The early reports were mostly published as ‘restricted documents’. Therefore, these reports emphasizing the economic stability were not directly released to the public like any other reports of that time. However, within the government offices, many high ranked government officials as well as the president were able to have access to this document. As such, the KDI publishing reports that might even oppose to the government policies is said to be an important part of the work the KDI has performed over the past 40 years. 

 


While policy suggestions were made in order to prevent the crisis, in fact when actual crisis situations occurred, the KDI or the researchers of KDI took care of the important roles in the process related to overcoming the crisis. It was the same for the Economic Crisis in 1997 which can be considered to be the biggest crisis in the overall history of the Republic of Korea, and the recent 2008 global financial crisis. In order to overcome the crises, the KDI conducted research and consultations for various related issues such as the direction of the economic policy, layoffs of insolvent companies, economic structural reform, etc, thus contributing greatly to the policy establishment. Also, even after overcoming the crisis, the KDI have conducted in-depth research on the process of overcoming the crisis as well as the change of economic structural change to prevent such crises in the future and to settle the basis for economic growth. 




 


2. Scope of Researches

 


After the KDI and the Korea Institute for Health and Social Affairs opened in 1971, each government branches continued to create government-sponsored think tanks which conducts research related to their tasks. As a result, among the currently existing think tanks in Korea, 17 were established until 1990, and even during the 1990s, many research institutes were founded. As a result, a comprehensive insight in order to recognize and make decisions of the national economy as a whole is extremely important. 

 


Comprehensive insight cannot be created merely by arithmetically adding up all research outcomes of many other departments.

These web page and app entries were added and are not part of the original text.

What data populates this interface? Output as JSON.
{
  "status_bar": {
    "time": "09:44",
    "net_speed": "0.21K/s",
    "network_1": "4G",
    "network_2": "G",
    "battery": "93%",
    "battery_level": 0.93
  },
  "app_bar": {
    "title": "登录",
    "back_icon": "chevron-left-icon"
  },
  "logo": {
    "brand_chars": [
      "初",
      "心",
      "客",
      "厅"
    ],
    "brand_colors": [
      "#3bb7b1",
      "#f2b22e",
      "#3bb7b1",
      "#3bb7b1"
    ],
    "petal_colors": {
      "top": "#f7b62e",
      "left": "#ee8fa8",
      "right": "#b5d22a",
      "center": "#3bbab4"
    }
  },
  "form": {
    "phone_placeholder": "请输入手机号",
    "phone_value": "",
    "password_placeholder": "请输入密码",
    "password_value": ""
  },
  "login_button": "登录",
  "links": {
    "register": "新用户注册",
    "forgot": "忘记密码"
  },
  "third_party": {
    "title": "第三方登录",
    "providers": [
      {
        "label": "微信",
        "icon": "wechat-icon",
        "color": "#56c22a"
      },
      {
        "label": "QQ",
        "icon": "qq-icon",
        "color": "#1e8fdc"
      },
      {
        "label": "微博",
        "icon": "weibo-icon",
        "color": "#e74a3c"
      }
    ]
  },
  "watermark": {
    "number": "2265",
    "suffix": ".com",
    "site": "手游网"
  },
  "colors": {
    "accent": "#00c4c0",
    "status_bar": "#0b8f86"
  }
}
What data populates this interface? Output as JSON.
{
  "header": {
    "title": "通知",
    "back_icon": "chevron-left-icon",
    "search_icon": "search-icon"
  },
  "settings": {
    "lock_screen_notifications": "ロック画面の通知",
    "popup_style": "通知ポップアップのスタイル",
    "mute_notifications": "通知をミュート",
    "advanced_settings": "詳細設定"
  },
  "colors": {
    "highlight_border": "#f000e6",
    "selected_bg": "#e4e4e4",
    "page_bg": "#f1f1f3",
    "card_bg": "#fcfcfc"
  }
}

Combining the research outcomes from each research institute and transforming it into a comprehensive overview is, by itself, a task which must be achieved through comprehensive efforts by high level human resource with expertise.

 


There can be many opinions on who should be responsible for being in charge of such function, to achieve the greatest efficiency. However, in Korea, the KDI has been in charge of this function for the past 40 years. Also, The reason for the KDI to have been fulfilled this function in a relatively successful manner originates from combining the historical background of starting off as a comprehensive economics research institute, and th internal environment that the fellows of the KDI who conduct research on a variety of professional areas all closely interacted within the organization, and the conscious endeavor to maintain and further develop such environment. Moreover, fundamentally, as the KDI continuously recruited human resource apt for realizing the comprehensive insight through conducting their research, – by recruiting the intelligent human resource capable of having their own expertise and at the same time able to consider the economy as a whole, nurtured such workforce to be able to achieve that goal, and by having more human resource to join the KDI to enjoy such benefit altogether – it was possible for them to generate the virtuous cycle of development.

 


The success of the KDI was able to be achieved thanks to the will and endeavor of the members of the KDI and the government authorities during the historical process of the past 40 years. It is indeed impossible to make such an organization in a day. This is the very reason for countries that wish to have government-sponsored think tanks contributing to the economic development why they must ruminate on and contemplate not only the current state of the KDI but also its historical path.